Mathematical and computational models are pervasive in modern science. Research ranges from theoretical computer science, pure mathematics, applied mathematics, mathematical physics and statistics to the more applied areas such as: nature and bio-inspired computing, autonomous robotics, complex systems and their simulation, mathematical and computational biology and chemistry, fluid dynamics, geophysical modeling, ocean and atmosphere modeling.
Biomedical Sciences and Health
Research activities in this area include: antimicrobial properties, aetiology of disease, biological molecule structure and function, drug discovery, genetics and developmental processes, learning and memory, medically important natural products, mental health, metabolic pathways and associated disorders, neuroscience, nutrition and health, and target identification in disease states.
Advances in materials science continue to fuel growth in technology. Such innovation is particularly relevant for emerging environmental, energy (oil and gas), mining (mineral extraction and refining) and information technologies. Materials science is inherently interdisciplinary; current research strengths in materials science span several departments in the Faculty of Science, including Chemistry, Earth Sciences, and Physics and Physical Oceanography. Research strengths include: (in Chemistry) biomedical materials, environmental sensors, energy production and storage, catalysis, polymers from renewable materials, molecular electronics and optics, porous materials, (in Physics and Physical Oceanography) magnetic and electronic materials, nanomaterials, optical and electrically-responsive materials, and (in Earth Sciences) in situ trace element, stable isotope, and radiogenic isotopic composition of natural and synthetic materials, synthesis and characterization of ceramic materials using a wide compliment of analytical methods.

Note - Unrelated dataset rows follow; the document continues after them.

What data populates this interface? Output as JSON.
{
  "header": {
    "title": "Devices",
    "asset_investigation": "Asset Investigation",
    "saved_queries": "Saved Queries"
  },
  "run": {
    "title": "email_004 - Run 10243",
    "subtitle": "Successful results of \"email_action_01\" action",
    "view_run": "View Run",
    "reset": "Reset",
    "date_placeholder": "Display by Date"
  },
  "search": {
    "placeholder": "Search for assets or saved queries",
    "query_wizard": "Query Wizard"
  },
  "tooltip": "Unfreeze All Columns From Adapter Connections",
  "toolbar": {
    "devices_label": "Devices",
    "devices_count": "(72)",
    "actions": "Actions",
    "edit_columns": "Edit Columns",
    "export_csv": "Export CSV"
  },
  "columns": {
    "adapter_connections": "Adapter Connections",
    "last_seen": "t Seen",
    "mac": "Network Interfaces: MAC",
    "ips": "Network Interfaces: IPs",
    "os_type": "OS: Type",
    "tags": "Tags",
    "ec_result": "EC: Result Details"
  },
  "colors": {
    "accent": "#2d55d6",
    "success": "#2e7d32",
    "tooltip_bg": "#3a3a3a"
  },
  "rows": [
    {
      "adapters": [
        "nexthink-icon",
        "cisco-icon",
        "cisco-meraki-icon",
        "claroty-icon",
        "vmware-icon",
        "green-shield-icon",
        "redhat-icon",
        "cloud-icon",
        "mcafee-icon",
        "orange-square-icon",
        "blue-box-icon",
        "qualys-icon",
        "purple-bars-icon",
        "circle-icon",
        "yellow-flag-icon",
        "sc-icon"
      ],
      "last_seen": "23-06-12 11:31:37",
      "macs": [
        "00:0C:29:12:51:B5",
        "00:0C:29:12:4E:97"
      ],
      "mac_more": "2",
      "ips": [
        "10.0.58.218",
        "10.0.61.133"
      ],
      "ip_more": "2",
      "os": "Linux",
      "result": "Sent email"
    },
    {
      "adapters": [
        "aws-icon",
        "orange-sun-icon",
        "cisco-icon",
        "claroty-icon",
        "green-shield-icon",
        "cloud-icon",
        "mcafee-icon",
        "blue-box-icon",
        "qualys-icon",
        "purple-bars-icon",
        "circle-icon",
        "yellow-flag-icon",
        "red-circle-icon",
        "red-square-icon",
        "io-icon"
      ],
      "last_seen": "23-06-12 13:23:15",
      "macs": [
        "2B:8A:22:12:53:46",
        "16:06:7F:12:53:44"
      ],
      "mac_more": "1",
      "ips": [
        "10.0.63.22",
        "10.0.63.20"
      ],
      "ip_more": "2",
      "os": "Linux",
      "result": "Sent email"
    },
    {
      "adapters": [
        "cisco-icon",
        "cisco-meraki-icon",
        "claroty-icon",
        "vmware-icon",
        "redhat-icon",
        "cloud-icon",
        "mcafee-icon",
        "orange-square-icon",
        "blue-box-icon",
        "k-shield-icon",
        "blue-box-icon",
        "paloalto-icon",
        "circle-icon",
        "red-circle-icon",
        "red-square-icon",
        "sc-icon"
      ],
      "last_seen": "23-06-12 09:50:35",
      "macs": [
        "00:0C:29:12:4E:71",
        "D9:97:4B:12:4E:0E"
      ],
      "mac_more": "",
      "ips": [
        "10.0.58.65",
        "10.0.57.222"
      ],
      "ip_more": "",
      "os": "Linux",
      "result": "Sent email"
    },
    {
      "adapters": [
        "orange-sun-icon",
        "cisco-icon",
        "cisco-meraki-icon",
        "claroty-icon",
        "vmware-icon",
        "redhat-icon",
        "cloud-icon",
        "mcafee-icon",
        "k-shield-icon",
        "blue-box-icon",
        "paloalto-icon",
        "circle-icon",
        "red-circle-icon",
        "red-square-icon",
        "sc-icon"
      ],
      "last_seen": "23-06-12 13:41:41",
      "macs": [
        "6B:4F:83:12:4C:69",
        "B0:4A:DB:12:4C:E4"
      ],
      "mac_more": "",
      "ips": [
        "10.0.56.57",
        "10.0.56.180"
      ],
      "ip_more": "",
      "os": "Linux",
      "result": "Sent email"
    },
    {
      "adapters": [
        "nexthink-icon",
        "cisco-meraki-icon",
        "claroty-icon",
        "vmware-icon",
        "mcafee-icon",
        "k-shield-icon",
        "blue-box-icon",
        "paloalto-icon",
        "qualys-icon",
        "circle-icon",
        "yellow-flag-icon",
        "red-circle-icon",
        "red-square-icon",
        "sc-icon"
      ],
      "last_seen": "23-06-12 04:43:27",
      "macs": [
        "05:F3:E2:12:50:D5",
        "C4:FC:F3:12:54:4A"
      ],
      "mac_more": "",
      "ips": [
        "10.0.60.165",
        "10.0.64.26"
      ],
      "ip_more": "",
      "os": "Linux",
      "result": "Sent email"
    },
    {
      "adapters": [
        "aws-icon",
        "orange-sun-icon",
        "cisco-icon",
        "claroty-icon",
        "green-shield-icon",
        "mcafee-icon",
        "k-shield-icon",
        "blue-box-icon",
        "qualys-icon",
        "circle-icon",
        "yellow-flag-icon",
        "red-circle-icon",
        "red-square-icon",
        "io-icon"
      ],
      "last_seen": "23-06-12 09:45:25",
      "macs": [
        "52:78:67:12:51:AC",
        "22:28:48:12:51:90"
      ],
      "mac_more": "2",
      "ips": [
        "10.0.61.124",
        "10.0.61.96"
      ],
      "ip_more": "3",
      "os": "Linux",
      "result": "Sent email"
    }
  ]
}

The Faculty of Science is dedicated to providing our undergraduate and graduate students with the best possible educational experience, acknowledging the needs and interests of our province.
Current Strengths and Emerging Opportunities in Teaching
The Faculty of Science has a strong reputation of excellence in teaching that is a consequence of the skill and dedication of our faculty and staff. Our instruction ranges from the traditional lecture format, to learning opportunities that place greater emphasis on experiential learning (e.g., field schools and courses and clinical training), to award winning distance education courses. While the Faculty of Science includes a diverse range of disciplines, we are committed to providing students with both the opportunity to learn and the opportunity to apply their knowledge. Co-op programs are a relatively small component of our programs within the Faculty of Science, and they provide a learning opportunity that should grow in the future. Likewise, there are also opportunities for expanding the range of options for our students through partnerships with other faculties (e.g., life science and engineering science).
Priorities for most of our undergraduate and graduate programs are provided by our departmental strategic plans. The Faculty of Science is home to our interdisciplinary graduate programs (Aquaculture, Cognitive and Behavioural Ecology, Scientific Computing, Environmental Science, and Theoretical Physics). As our graduate programs reflect our research expertise, we expect growth in our graduate programs to be fueled by growth in our research programs.
As one of the largest academic units at Memorial University, we tend to be modest about our achievements. However, such modesty means that most outside the Faculty of Science do not know who we are, what we do, and how we contribute to both the university and the province. We, therefore, do not get the recognition we deserve in terms of the excellence of our teaching programs and the accomplishments of our students, faculty and staff.